At the end of the night, I shower in cold water and crawl into bed, exhausted from heat, speaking broken Spanish, and Single Ladies. I count the small lizards crawling on the ceiling until I fall asleep.
What advice would you give individuals interested in volunteering in Costa Rica?
- Bring a book! Costa Rica is perhaps known for its laid-back lifestyle, so you may not be surprised to hear that schedules can sometimes be followed pretty loosely here. No, you’re probably not in the wrong place…just give it some time and the bus/everyone else will show up. I quickly learned to always have a book on hand, and soon came to really look forward to these relaxing moments of waiting!
- Keep a journal!
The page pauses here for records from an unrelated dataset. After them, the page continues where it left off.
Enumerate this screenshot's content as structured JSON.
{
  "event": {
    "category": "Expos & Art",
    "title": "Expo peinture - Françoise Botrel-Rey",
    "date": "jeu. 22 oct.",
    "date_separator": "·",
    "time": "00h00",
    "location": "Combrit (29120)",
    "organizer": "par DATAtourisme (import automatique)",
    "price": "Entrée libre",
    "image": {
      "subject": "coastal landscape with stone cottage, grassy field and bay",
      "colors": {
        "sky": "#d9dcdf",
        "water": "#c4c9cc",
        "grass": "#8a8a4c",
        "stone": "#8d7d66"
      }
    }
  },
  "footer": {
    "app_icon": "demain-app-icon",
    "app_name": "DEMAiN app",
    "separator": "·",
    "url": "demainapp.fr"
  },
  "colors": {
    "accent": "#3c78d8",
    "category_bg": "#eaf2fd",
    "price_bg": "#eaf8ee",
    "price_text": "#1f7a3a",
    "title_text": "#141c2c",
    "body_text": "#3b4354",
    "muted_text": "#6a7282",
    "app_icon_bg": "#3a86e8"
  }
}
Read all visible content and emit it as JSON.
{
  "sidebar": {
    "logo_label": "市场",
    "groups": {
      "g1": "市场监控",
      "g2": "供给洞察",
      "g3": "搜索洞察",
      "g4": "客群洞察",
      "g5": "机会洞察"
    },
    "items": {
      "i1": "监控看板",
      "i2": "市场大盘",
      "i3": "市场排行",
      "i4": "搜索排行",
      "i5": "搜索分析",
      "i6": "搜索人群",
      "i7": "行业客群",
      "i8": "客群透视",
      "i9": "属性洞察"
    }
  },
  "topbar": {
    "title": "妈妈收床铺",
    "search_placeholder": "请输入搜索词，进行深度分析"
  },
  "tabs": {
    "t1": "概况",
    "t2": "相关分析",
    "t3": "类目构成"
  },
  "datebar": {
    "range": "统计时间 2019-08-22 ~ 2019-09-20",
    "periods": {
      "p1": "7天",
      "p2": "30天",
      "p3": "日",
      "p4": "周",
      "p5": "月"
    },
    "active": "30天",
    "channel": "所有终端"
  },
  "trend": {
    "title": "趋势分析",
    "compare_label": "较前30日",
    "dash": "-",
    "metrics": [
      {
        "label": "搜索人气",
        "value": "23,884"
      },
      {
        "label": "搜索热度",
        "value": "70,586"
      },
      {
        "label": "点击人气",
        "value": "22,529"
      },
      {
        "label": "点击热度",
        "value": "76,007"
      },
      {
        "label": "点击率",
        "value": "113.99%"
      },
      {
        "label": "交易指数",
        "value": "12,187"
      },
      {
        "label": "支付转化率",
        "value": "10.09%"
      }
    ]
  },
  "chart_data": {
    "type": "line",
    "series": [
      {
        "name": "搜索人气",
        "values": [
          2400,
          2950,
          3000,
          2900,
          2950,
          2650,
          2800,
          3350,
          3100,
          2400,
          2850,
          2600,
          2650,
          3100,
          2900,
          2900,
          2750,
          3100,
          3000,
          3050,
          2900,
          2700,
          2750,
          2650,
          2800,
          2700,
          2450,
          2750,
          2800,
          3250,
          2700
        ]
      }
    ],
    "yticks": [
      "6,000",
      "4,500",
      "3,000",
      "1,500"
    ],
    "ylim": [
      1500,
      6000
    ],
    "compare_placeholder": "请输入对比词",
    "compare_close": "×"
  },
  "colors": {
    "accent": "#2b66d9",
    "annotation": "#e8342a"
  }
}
The breathtaking places you see, amazing people you meet, and unique cultural experiences you have while volunteering abroad may otherwise fade all too quickly. Writing is also a great way to deal with homesickness, culture shock, or any other challenges you may face while abroad.
- Bring sunscreen and apply generously and carefully (I still have the outline of a handprint on my back from a day when I didn’t rub my sunscreen in properly)!
- Try all of the strange and amazing fruit...and drink many fruit smoothies!
- If you are volunteering in the Circus Arts program, try juggling, acrobatics, silks, stilts… Try everything! And be sure to ask the Circo members for tips and tricks (One young boy taught me to practice juggling facing a wall to avoid chasing my juggling balls around the room).
How has volunteering in Costa Rica changed your life?
Volunteering in Costa Rica provided me with a jolt of inspiration, a slower watch, a friendlier smile, and a pure and colourful lens through which to view life, which is, after all, a circus.
Would you recommend your Performing Arts Abroad program to others?
This program is amazing in that it offers volunteers the chance to be completely immersed in Costa Rican culture by living in a homestay, working and skill-sharing with local artists, and teaching local children on a daily basis. Despite the intense immersion, I always felt assured that any support I may need from PAA was just a phone call or email away. I felt personally looked-after, from the application process to the post-trip follow up, from my one-on-one departure preparation to check-ins, and updates throughout my program.
PAA gave me the chance to both teach and learn, to both present and observe. I took Spanish classes, visited various cities and National Parks, saw circus shows and festivals, learned new performance skills, and taught dance to circus performers, as well as at local daycares, orphanages, and even to other volunteers!
Where do you hope to travel to next?
As it turns out, since volunteering in Costa Rica, I have traveled to Spain to volunteer at an English Language Immersion program, and am actually headed to Taiwan to teach there! After that, I am sensing that somewhere French-speaking is on the horizon for me. However, I would honestly love to go back to Costa Rica in the future, as I found the culture very conducive to creation, and the Tico lifestyle to promote a happier and healthier me!
What makes Costa Rica such a great place for circus/dance?
Costa Rica is the most spontaneous and carefree place I have ever visited. The sun smiles down on you approvingly, and the flowers laugh with you. Its nameless streets and unnumbered houses and buildings ask you to dance everywhere; the mountains and clouds and colours inspire you; the monkeys invite you to walk on your hands. Fruits that you never imagined could exist are in stands and trees everywhere, begging to be juggled! Everyone is open. Everyone is smiling. There cannot possibly be a more perfect place in which to create impulsively, happily, beautifully, purely.